Content starts

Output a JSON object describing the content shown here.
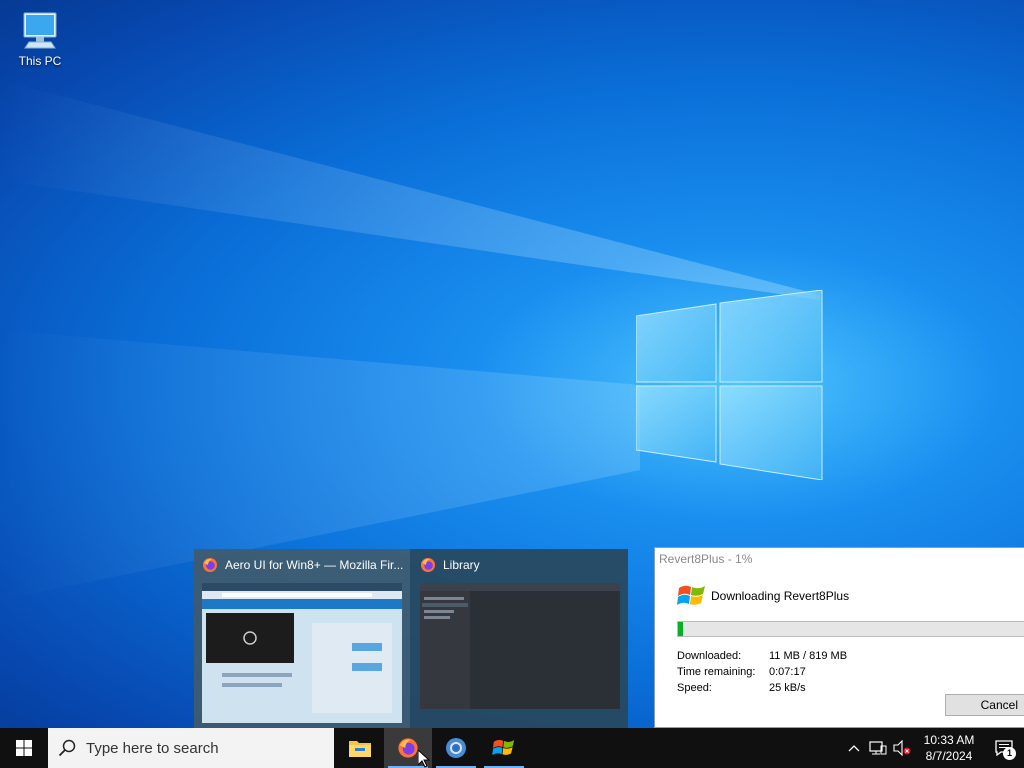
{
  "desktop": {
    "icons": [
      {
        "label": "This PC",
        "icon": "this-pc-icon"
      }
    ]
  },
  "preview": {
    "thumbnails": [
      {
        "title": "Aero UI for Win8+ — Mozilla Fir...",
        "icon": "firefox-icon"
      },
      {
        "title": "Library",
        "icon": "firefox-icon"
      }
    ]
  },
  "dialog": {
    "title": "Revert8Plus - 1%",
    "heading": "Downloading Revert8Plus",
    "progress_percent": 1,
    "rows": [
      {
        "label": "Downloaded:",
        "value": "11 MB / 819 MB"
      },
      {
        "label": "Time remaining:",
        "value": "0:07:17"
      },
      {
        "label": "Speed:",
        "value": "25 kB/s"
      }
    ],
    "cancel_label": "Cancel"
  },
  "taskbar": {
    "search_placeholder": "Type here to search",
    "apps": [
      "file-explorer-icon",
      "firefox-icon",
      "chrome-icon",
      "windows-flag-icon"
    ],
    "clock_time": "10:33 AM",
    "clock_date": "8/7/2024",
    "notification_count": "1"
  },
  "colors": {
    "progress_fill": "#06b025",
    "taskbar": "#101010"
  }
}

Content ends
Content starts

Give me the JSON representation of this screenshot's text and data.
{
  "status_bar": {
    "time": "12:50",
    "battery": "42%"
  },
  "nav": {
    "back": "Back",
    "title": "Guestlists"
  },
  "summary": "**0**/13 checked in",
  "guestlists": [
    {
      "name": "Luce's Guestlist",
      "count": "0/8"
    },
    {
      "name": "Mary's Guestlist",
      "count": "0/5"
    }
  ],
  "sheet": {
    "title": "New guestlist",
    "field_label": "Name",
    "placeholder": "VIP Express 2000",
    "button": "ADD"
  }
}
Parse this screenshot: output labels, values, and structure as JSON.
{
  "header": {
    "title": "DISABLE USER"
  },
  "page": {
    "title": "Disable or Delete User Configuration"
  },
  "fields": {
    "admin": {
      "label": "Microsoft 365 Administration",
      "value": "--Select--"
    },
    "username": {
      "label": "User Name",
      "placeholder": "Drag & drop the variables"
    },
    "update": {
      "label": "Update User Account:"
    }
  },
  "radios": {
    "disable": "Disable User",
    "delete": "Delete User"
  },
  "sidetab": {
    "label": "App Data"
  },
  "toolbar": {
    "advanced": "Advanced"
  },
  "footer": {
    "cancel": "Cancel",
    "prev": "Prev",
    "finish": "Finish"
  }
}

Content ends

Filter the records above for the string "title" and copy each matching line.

Solved problem ->
        "title": "Aero UI for Win8+ — Mozilla Fir...",
        "title": "Library",
    "title": "Revert8Plus - 1%",
    "title": "Guestlists"
    "title": "New guestlist",
    "title": "DISABLE USER"
    "title": "Disable or Delete User Configuration"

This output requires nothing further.